When I said I was going on the Camino everyone told me that it would be life changing. From personal experience I can now say that the Camino forced me to slow down and provided the gift of time for myself. In my regular lives the chattering monkeys of my mind are rarely stilled as there are constant outside demands on my time and even through I might have the very best self-care strategies in place I never have a whole week or more to indulge just to my own personal reflections.
On the ‘way’ the only really pressing concerns are where is the next coffee shop/bar, will my feet hold up for another day and making sure we do not get lost. However getting lost is not a major concern and even the route markers seem relaxed. Yellow arrows and the symbol of the shell are placed haphazardly, but always in the right direction, on items that range from stone fences, the road, house walls, gates, trees, and more. Some are really easy to see, others are more faded and almost hidden, but they are there. Worst case just wait a few moments and someone else will come walking along and together you continue. There are also the occasional marker stones counting down the kilometers and as my feet grew wearier these become a sight to look forward to – some come decorated with evidence of past walker with blown out shoes.
The Camino trek sees us traverse ‘undulating’ hills (well that is what we were told but some are more like great BIG hills and then we had to get down the other side too!), beautiful shaded wooded trails and across streams. It is very rural, farming country complete with wafting farmyard aroma in certain spots. We share the track with plenty of cattle, a few horses, ducks and more.
Some of the villages and tiny churches date back to medieval times and the yellow markers of the way lead us down cobblestone paths right through farm yards and past front doors and open windows from which locals pleasantly wave and wish us buen camino. The Camino is most definitely not commercial and those who live along the route genuinely welcome the perigrinos and we do not feel like intruders in their lives. Then again this has been happening for thousands of years so it is no doubt just a part of their lives.
What should become part 3 of my Camino story? Food of course! It was very large part of the Camino Adventure as obviously we needed sufficient sustenance for our daily walks but we were completely delighted with the range of culinary experiences! Along the way enjoyed delicious trout caught from bubbling fresh local streams, delicate wild mushrooms, Iberian ham served for breakfast and lunch but always delicious, salmon cooked in a wood oven, Spanish omelette of various varieties, gorgeous pasties, Galician soup and chunky bread.
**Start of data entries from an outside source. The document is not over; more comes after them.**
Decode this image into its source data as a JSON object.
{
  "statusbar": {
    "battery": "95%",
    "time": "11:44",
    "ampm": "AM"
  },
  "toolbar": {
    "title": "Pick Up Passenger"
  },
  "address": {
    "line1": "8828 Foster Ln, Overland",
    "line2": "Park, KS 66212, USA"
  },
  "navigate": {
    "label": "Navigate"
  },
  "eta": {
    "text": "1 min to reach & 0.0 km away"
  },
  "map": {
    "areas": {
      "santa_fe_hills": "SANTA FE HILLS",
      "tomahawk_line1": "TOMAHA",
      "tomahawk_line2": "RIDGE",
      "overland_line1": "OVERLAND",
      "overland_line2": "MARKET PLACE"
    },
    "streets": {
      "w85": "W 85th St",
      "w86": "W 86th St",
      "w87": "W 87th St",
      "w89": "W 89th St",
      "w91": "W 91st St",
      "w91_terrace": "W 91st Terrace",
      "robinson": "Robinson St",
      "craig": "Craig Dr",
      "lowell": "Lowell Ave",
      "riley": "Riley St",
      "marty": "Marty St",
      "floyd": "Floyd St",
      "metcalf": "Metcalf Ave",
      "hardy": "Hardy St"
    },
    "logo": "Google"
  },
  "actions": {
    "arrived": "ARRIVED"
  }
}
In Melides we sampled the famous local fare – pulpo – very delicious and tender which came as a surprise to some of our group who had never experienced octopus before.
Meals were accompanied by various wines, and on hot days, as we tramped the countryside towards our destination of Santiago de Compostela, Galician cider or a cold beer went down very well.
Dinner was always eaten late – never before 8 pm as nothing was open earlier. A glass of cava offered a great start to an evening as we waited for meal time and in the cool of the evenings some of us accepted our hosts gracious hospitality and finished off our meals by enjoying a tipple of local ‘fire water’ thrown in for good measure and our guide Andres gave us an entertaining explanation in Andringlish – his version of English which I have to say was much better than any of our Spanish – about the qualities of ‘fire water’ and home-made liqueurs which vary greatly from place to place.
All walkers are issued with a Credencial which is like a passport into which perigrinos need to collect two sellos (stamps) per day to verify one has walked the minimum of 100kms to qualify for the Compostela which is th certificate issued on reaching Santiago de Compostela.
Sellos are issued in all kinds of places from cafes to churches with each being quite unique. Some individually go quite mad collecting the various sellos with it becoming a bit of a competition to see who can collect the most.
The most memorable sellos I collected was at the monestry in Samos which was founded in the 6th century.
Walking in single file along a very narrow, lush and verdant trail through the woods on a somewhat overgrown, muddy path flanked on the left by a crystal clear running river we emerged to the impressive rear view of the imposing monestry which dominated the landscape.
Following our guides Andres and Simon – more about them in a later blog – we entered the monestry ready for our official guided tour.
The tour was all in Spanish and we understood not a word but it was worth paying the adminission for the tour just to get inside the cloisters and see the treasurers of the church which included impressive books.
The inscription about the library door read ” A cloister without a library is like a castle without an armory.”
The monk who stamped my credencil , spoke only Spanish but was extremely forward and had clearly been imbiling a little too much of the liquor for which the Benedictines were famous!
In fact the monestry caught fire twice during its history as, according to the story we were told, the stills exploded and caused considerable damage. There is a gallery of pictures in the cloisters that tells the story of the fire.
Today, they no longer make Benedictine but it was for sale in the gift shop. Our monk was no doubt doing some quality control to ensure it was up to scratch or perhaps he was trying to keep warm as those old stone walls are definitely very chilly?